The immunopathogenesis of Multiple Sclerosis (MS) depends on the expansion of specific inflammatory T cell subsets, which are key effectors of tissue damage and demyelination. Several studies have evidenced that Th17 cells and IL-17-producing cells strongly contribute in initiating the autoimmune responses against components of the central nervous system. Therefore, the characterization of the mechanisms and molecules regulating IL-17 production and IL-17 producing cell amplification and functions could represent an important goal of the ongoing research in MS. CD28 is an important costimulatory receptor for T lymphocytes that, in humans, may deliver TCR-independent signal leading to the up-regulation of IL-17A expression in peripheral CD4+ T lymphocytes from MS patients. In this work, we characterized the mechanisms and signalling mediators responsible for CD28-induced IL-17A expression. We found that CD28-mediated up-regulation of IL- 17A was dependent on IL-6- associated STAT3 and RelA/NF-kB transcription factors, which following CD28 stimulation bind specific sequences on the IL-17A promoter, thus inducing its expression.
Emerging studies also evidenced that a reprogramming of T cell metabolism regulates specific pro-inflammatory T cell responses and amplifies Th17 cells in MS. Starting from these evidences, we also characterized the involvement of CD28 and associated signalling mediators in the modulation of the metabolic programs regulating pro- inflammatory T cell functions in MS. Our data evidenced that CD28 stimulation up-regulates glycolysis by promoting the increase of c-myc and the glucose transporter, Glut1, in CD4+ T cells from relapsing- remitting (RR) MS patients.
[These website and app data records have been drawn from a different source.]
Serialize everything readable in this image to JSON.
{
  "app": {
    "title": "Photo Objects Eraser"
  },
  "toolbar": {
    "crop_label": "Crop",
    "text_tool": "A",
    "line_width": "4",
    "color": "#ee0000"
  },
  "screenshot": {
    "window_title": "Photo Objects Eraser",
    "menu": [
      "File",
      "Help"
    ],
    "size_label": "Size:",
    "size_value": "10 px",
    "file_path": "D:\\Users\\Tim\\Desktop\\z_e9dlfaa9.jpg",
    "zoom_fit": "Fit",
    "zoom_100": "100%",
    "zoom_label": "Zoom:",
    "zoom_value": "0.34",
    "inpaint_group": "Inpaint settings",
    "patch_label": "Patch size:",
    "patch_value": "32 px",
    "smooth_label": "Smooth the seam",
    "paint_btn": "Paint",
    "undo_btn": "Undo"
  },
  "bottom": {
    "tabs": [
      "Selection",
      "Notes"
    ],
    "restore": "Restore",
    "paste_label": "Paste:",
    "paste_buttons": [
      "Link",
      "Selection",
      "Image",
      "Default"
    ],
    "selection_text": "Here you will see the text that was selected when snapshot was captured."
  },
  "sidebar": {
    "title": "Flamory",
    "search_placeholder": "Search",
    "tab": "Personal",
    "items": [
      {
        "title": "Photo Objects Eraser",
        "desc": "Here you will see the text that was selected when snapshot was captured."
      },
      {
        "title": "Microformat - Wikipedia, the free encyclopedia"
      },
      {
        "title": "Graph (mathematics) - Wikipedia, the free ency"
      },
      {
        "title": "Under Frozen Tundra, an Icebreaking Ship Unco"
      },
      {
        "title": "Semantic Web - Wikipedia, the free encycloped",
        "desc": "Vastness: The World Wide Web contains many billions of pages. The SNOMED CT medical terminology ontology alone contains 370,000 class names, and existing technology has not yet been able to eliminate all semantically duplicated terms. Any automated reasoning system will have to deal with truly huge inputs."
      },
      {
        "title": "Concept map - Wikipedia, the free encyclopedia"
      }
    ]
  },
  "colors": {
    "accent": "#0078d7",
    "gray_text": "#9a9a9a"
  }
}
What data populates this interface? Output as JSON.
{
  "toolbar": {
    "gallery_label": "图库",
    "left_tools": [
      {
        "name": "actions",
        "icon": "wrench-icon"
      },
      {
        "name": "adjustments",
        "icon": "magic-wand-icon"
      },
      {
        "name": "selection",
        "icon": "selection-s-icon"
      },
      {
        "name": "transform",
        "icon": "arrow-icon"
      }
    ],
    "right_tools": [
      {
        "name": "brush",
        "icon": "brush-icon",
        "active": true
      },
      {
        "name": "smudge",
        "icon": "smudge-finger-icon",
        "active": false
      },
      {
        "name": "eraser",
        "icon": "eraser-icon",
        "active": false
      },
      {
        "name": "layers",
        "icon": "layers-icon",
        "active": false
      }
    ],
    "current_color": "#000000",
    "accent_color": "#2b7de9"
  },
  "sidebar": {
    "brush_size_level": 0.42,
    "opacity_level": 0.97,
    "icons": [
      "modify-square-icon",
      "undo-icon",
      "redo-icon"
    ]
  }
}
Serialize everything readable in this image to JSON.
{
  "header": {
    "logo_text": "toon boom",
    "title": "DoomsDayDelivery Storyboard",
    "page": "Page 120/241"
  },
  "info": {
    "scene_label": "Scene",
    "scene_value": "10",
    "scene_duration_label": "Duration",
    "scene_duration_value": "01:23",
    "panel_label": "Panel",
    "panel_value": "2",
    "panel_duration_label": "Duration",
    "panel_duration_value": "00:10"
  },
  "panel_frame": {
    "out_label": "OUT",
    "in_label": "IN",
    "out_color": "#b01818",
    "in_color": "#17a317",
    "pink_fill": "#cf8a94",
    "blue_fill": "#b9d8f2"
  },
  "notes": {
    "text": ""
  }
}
CD28-induced increase of glycolysis was required for the up-regulation of pro-inflammatory cytokines, as demonstrated by the strong inhibition exerted by a glycolysis inhibitor. By using specific inhibitory drugs, we also identified phosphatidylinositol 3 kinase (PI3K) as the critical regulator of CD28 proinflammatory and metabolic functions. These data suggest that CD28 may provide TCR- independent signals modulating the metabolic processes associated to specific pro-inflammatory T cell responses in MS.